◆ PROBLEM STATEMENT ◆
A complete, word-for-word restatement of the entries is needed.

[Records from a dataset]
__________________________________________________

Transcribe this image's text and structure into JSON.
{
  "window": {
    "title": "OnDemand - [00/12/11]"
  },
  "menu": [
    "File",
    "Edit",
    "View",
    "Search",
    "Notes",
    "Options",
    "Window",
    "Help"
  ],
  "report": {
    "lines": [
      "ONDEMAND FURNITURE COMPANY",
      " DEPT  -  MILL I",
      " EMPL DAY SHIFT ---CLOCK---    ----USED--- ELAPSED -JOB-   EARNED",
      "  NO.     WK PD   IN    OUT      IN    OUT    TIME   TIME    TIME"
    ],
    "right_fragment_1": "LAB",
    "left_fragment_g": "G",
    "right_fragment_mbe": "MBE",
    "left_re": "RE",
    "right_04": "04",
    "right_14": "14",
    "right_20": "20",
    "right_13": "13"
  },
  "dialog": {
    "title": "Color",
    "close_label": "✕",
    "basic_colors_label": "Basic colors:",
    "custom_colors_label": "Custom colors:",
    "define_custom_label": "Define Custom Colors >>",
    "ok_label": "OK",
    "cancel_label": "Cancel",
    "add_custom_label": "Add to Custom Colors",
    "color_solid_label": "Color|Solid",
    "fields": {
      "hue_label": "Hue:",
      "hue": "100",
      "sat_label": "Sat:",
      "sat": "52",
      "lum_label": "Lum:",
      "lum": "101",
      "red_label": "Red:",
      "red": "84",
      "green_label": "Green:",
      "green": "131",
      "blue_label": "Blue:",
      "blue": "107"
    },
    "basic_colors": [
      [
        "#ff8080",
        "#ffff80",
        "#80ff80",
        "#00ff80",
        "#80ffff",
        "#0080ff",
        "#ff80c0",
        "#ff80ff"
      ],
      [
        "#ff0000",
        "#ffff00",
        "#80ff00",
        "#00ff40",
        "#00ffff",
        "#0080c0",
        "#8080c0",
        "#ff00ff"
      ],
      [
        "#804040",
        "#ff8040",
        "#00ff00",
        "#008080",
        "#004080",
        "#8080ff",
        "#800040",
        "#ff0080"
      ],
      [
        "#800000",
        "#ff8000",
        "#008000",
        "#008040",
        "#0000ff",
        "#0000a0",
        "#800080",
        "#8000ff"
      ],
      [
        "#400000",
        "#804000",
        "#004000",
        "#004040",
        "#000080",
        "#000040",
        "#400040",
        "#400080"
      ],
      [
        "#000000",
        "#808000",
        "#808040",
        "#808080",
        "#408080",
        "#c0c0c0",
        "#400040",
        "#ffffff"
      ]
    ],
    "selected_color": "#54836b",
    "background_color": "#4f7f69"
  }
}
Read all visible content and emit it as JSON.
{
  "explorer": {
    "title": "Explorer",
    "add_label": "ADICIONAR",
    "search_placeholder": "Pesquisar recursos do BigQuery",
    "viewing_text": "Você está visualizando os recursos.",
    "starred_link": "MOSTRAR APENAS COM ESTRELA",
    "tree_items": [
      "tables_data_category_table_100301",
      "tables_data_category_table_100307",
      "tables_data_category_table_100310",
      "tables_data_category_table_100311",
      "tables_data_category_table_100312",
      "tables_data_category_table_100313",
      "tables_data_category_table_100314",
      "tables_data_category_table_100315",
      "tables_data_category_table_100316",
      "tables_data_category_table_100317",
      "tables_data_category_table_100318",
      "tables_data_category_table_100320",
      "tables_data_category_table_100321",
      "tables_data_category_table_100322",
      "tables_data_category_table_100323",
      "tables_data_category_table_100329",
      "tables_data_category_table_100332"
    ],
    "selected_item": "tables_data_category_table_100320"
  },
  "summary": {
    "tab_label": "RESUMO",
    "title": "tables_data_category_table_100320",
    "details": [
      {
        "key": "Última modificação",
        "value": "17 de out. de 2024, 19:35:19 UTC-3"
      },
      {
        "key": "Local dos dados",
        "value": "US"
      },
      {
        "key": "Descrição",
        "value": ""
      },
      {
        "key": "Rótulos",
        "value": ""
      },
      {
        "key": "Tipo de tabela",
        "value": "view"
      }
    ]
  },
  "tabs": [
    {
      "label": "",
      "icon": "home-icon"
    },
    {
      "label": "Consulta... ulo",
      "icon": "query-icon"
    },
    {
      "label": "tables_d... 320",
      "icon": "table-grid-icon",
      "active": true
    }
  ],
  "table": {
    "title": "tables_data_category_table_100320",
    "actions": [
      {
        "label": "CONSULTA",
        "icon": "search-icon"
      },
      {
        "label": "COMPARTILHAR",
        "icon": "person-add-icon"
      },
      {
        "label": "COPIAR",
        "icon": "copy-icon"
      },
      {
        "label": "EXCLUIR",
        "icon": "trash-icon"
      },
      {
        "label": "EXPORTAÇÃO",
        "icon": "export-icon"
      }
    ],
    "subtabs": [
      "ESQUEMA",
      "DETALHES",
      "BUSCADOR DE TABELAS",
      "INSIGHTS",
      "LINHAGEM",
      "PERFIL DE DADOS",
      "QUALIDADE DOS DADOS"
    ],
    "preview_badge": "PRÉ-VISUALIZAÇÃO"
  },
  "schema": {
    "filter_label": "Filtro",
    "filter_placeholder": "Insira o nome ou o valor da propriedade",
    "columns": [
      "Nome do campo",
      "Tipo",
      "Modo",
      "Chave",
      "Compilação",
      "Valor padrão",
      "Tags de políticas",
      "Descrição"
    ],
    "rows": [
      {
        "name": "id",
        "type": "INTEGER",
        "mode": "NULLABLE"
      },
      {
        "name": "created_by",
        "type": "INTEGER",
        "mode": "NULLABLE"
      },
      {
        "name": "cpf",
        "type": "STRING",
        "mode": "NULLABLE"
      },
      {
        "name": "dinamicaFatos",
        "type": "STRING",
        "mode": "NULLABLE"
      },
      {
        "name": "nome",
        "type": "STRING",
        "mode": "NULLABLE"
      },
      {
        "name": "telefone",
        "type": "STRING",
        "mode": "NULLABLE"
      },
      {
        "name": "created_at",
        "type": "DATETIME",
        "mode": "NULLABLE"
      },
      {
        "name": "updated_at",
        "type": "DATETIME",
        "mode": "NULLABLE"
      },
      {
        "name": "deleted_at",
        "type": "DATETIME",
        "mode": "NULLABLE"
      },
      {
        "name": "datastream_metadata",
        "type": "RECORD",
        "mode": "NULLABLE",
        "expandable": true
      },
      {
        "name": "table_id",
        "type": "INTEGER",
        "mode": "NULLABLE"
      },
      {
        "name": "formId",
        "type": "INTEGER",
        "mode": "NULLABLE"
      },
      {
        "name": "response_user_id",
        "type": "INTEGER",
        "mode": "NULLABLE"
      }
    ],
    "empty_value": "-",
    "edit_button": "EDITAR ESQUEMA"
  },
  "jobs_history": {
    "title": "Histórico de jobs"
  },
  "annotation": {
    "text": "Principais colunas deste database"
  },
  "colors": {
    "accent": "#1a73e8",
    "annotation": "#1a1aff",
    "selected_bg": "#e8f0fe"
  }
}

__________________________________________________

◆ WRITTEN RESPONSE ◆
Transcribe this image's text and structure into JSON.
{
  "window": {
    "title": "OnDemand - [00/12/11]"
  },
  "menu": [
    "File",
    "Edit",
    "View",
    "Search",
    "Notes",
    "Options",
    "Window",
    "Help"
  ],
  "report": {
    "lines": [
      "ONDEMAND FURNITURE COMPANY",
      " DEPT  -  MILL I",
      " EMPL DAY SHIFT ---CLOCK---    ----USED--- ELAPSED -JOB-   EARNED",
      "  NO.     WK PD   IN    OUT      IN    OUT    TIME   TIME    TIME"
    ],
    "right_fragment_1": "LAB",
    "left_fragment_g": "G",
    "right_fragment_mbe": "MBE",
    "left_re": "RE",
    "right_04": "04",
    "right_14": "14",
    "right_20": "20",
    "right_13": "13"
  },
  "dialog": {
    "title": "Color",
    "close_label": "✕",
    "basic_colors_label": "Basic colors:",
    "custom_colors_label": "Custom colors:",
    "define_custom_label": "Define Custom Colors >>",
    "ok_label": "OK",
    "cancel_label": "Cancel",
    "add_custom_label": "Add to Custom Colors",
    "color_solid_label": "Color|Solid",
    "fields": {
      "hue_label": "Hue:",
      "hue": "100",
      "sat_label": "Sat:",
      "sat": "52",
      "lum_label": "Lum:",
      "lum": "101",
      "red_label": "Red:",
      "red": "84",
      "green_label": "Green:",
      "green": "131",
      "blue_label": "Blue:",
      "blue": "107"
    },
    "basic_colors": [
      [
        "#ff8080",
        "#ffff80",
        "#80ff80",
        "#00ff80",
        "#80ffff",
        "#0080ff",
        "#ff80c0",
        "#ff80ff"
      ],
      [
        "#ff0000",
        "#ffff00",
        "#80ff00",
        "#00ff40",
        "#00ffff",
        "#0080c0",
        "#8080c0",
        "#ff00ff"
      ],
      [
        "#804040",
        "#ff8040",
        "#00ff00",
        "#008080",
        "#004080",
        "#8080ff",
        "#800040",
        "#ff0080"
      ],
      [
        "#800000",
        "#ff8000",
        "#008000",
        "#008040",
        "#0000ff",
        "#0000a0",
        "#800080",
        "#8000ff"
      ],
      [
        "#400000",
        "#804000",
        "#004000",
        "#004040",
        "#000080",
        "#000040",
        "#400040",
        "#400080"
      ],
      [
        "#000000",
        "#808000",
        "#808040",
        "#808080",
        "#408080",
        "#c0c0c0",
        "#400040",
        "#ffffff"
      ]
    ],
    "selected_color": "#54836b",
    "background_color": "#4f7f69"
  }
}
Read all visible content and emit it as JSON.
{
  "explorer": {
    "title": "Explorer",
    "add_label": "ADICIONAR",
    "search_placeholder": "Pesquisar recursos do BigQuery",
    "viewing_text": "Você está visualizando os recursos.",
    "starred_link": "MOSTRAR APENAS COM ESTRELA",
    "tree_items": [
      "tables_data_category_table_100301",
      "tables_data_category_table_100307",
      "tables_data_category_table_100310",
      "tables_data_category_table_100311",
      "tables_data_category_table_100312",
      "tables_data_category_table_100313",
      "tables_data_category_table_100314",
      "tables_data_category_table_100315",
      "tables_data_category_table_100316",
      "tables_data_category_table_100317",
      "tables_data_category_table_100318",
      "tables_data_category_table_100320",
      "tables_data_category_table_100321",
      "tables_data_category_table_100322",
      "tables_data_category_table_100323",
      "tables_data_category_table_100329",
      "tables_data_category_table_100332"
    ],
    "selected_item": "tables_data_category_table_100320"
  },
  "summary": {
    "tab_label": "RESUMO",
    "title": "tables_data_category_table_100320",
    "details": [
      {
        "key": "Última modificação",
        "value": "17 de out. de 2024, 19:35:19 UTC-3"
      },
      {
        "key": "Local dos dados",
        "value": "US"
      },
      {
        "key": "Descrição",
        "value": ""
      },
      {
        "key": "Rótulos",
        "value": ""
      },
      {
        "key": "Tipo de tabela",
        "value": "view"
      }
    ]
  },
  "tabs": [
    {
      "label": "",
      "icon": "home-icon"
    },
    {
      "label": "Consulta... ulo",
      "icon": "query-icon"
    },
    {
      "label": "tables_d... 320",
      "icon": "table-grid-icon",
      "active": true
    }
  ],
  "table": {
    "title": "tables_data_category_table_100320",
    "actions": [
      {
        "label": "CONSULTA",
        "icon": "search-icon"
      },
      {
        "label": "COMPARTILHAR",
        "icon": "person-add-icon"
      },
      {
        "label": "COPIAR",
        "icon": "copy-icon"
      },
      {
        "label": "EXCLUIR",
        "icon": "trash-icon"
      },
      {
        "label": "EXPORTAÇÃO",
        "icon": "export-icon"
      }
    ],
    "subtabs": [
      "ESQUEMA",
      "DETALHES",
      "BUSCADOR DE TABELAS",
      "INSIGHTS",
      "LINHAGEM",
      "PERFIL DE DADOS",
      "QUALIDADE DOS DADOS"
    ],
    "preview_badge": "PRÉ-VISUALIZAÇÃO"
  },
  "schema": {
    "filter_label": "Filtro",
    "filter_placeholder": "Insira o nome ou o valor da propriedade",
    "columns": [
      "Nome do campo",
      "Tipo",
      "Modo",
      "Chave",
      "Compilação",
      "Valor padrão",
      "Tags de políticas",
      "Descrição"
    ],
    "rows": [
      {
        "name": "id",
        "type": "INTEGER",
        "mode": "NULLABLE"
      },
      {
        "name": "created_by",
        "type": "INTEGER",
        "mode": "NULLABLE"
      },
      {
        "name": "cpf",
        "type": "STRING",
        "mode": "NULLABLE"
      },
      {
        "name": "dinamicaFatos",
        "type": "STRING",
        "mode": "NULLABLE"
      },
      {
        "name": "nome",
        "type": "STRING",
        "mode": "NULLABLE"
      },
      {
        "name": "telefone",
        "type": "STRING",
        "mode": "NULLABLE"
      },
      {
        "name": "created_at",
        "type": "DATETIME",
        "mode": "NULLABLE"
      },
      {
        "name": "updated_at",
        "type": "DATETIME",
        "mode": "NULLABLE"
      },
      {
        "name": "deleted_at",
        "type": "DATETIME",
        "mode": "NULLABLE"
      },
      {
        "name": "datastream_metadata",
        "type": "RECORD",
        "mode": "NULLABLE",
        "expandable": true
      },
      {
        "name": "table_id",
        "type": "INTEGER",
        "mode": "NULLABLE"
      },
      {
        "name": "formId",
        "type": "INTEGER",
        "mode": "NULLABLE"
      },
      {
        "name": "response_user_id",
        "type": "INTEGER",
        "mode": "NULLABLE"
      }
    ],
    "empty_value": "-",
    "edit_button": "EDITAR ESQUEMA"
  },
  "jobs_history": {
    "title": "Histórico de jobs"
  },
  "annotation": {
    "text": "Principais colunas deste database"
  },
  "colors": {
    "accent": "#1a73e8",
    "annotation": "#1a1aff",
    "selected_bg": "#e8f0fe"
  }
}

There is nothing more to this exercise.